He warned Catholics about falling into an “idolatry of the papacy” where every word spoken by the Pope is treated as if it were doctrine, “even if it is construed to be contrary to the very word of Christ, for example, regarding the indissolubility of marriage.”
Any declaration of the Pope, said Burke, must be understood “within the context of the constant teaching and practice of the Church, lest confusion and division about the teaching and practice of the Church enter into her body to the great harm of souls and to the great harm of the evangelization of the world.”
“The faithful are not free to follow theological opinions which contradict the doctrine contained in the Holy Scriptures and Sacred Tradition, and confirmed by the ordinary Magisterium, even if these opinions are finding a wide hearing in the Church and are not being corrected by the Church’s pastors as the pastors are obliged to do,” he added.
The Cardinal warned Catholics in anguish over the current situation within the Church against even thinking about schism, that is, separating themselves from the Catholic Church headed by the Pope in the hope of creating a better Church.
“There can be no place in our thinking or acting for schism which is always and everywhere wrong,” he said.

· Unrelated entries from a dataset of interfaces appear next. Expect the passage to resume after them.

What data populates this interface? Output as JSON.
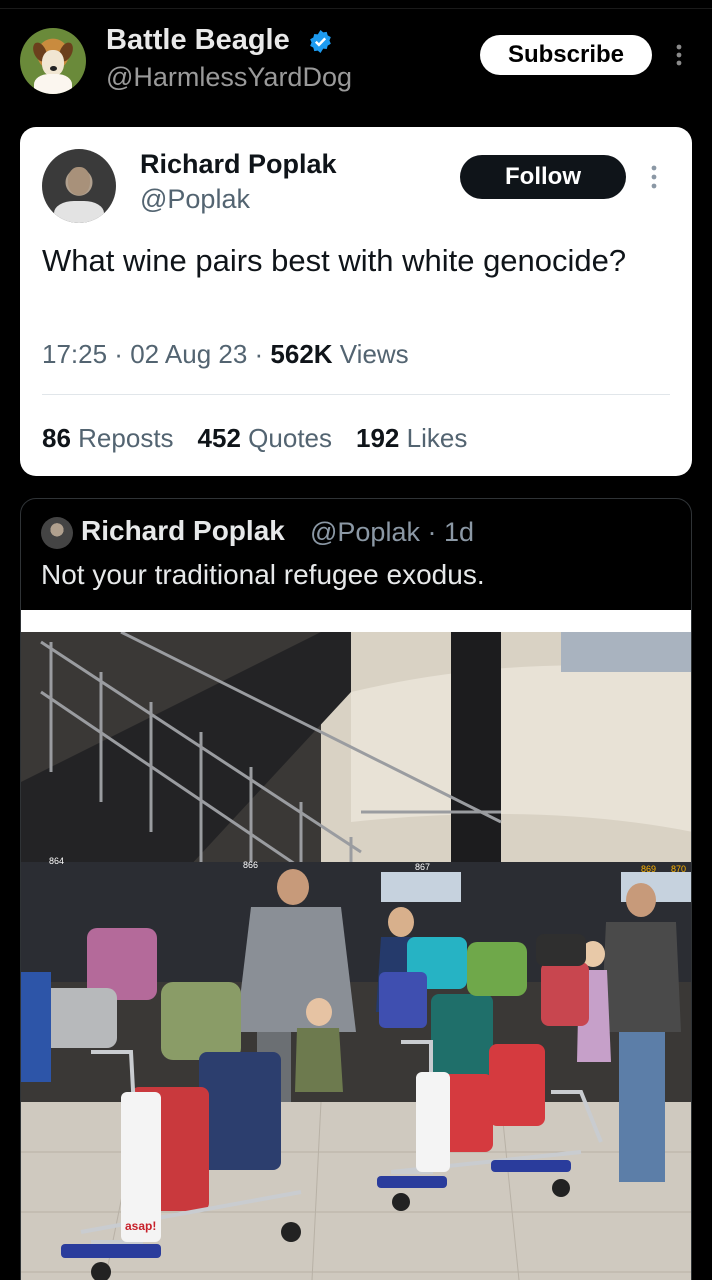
{
  "header": {
    "name": "Battle Beagle",
    "handle": "@HarmlessYardDog",
    "subscribe_label": "Subscribe",
    "avatar_icon": "beagle-avatar",
    "verified_icon": "verified-badge-icon"
  },
  "embedded_tweet": {
    "author_name": "Richard Poplak",
    "author_handle": "@Poplak",
    "follow_label": "Follow",
    "text": "What wine pairs best with white genocide?",
    "time": "17:25",
    "sep1": " · ",
    "date": "02 Aug 23",
    "sep2": " · ",
    "views_count": "562K",
    "views_label": " Views",
    "reposts_count": "86",
    "reposts_label": "Reposts",
    "quotes_count": "452",
    "quotes_label": "Quotes",
    "likes_count": "192",
    "likes_label": "Likes"
  },
  "quoted_tweet": {
    "author_name": "Richard Poplak",
    "author_handle": "@Poplak",
    "time": "· 1d",
    "text": "Not your traditional refugee exodus.",
    "photo_icon": "airport-luggage-photo",
    "photo_signs": {
      "gate_left": "864",
      "gate_mid": "866",
      "gate_right1": "869",
      "gate_right2": "870",
      "gate_center": "867",
      "trolley_brand": "asap!"
    }
  },
  "colors": {
    "background": "#000000",
    "card_bg": "#ffffff",
    "verified_blue": "#1d9bf0",
    "follow_bg": "#0f1419"
  }
}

“Schism is the fruit of a worldly way of thinking, of thinking that the Church is in our hands, instead of in the hands of Christ. The Church in our time has great need of the purification of any kind of worldly thinking,” he added.
Burke laid out a number of practical ways Catholics striving to be faithful can respond to the current crisis within the Church. They must:
Pray for an increase of faith in Our Lord Jesus Christ “Who is alive for us in the Church and Who never fails to teach sanctify and guide us in the Church” and whose “teaching does not change.”
“Study more attentively the teachings of the faith contained in the Catechism of the Catholic Church and be prepared to defend those teachings against any falsehood which would erode the faith and thus the unity of the Church.”
Gather together to “deepen their faith and to encourage one another.”
Go to the Blessed Virgin Mary…in order to seek her maternal intercession.
Invoke frequently throughout the day the intercession of Saint Michael the Archangel
Pray daily to St. Joseph, especially under the title of “Terror of Demons” for the “peace of the Church, for her protection against all forms of confusion and division which are always the work of Satan.”
Pray for the Pope, especially through the intercession of St. Peter.
Pray for the Cardinals of the Church that they be of “true assistance to the Holy Father in exercising his office.”
“Remain serene because of our faith in Christ who will not permit the ‘gates of hell’ to prevail against his Church.”
“Safeguard especially our faith in the Petrine Office and our love for the Successor of Saint Peter, Pope Francis.”
Cardinal Burke urged Catholics to not “worry whether these times are apocalyptic or not, but to remain faithful, generous and courageous in serving Christ in His Mystical Body, the Church.”
“For we know that the final chapter of the story of these times is already written. It is the story of the victory of Christ over sin and its most deadly fruit, eternal death,” he said.
“It remains for us to write, with Christ, the intervening chapters by our fidelity, courage, and generosity as His true co-workers, as true soldiers of Christ. It remains for us to be the good and faithful servants who await to open the door for the Master at His Coming,” he added.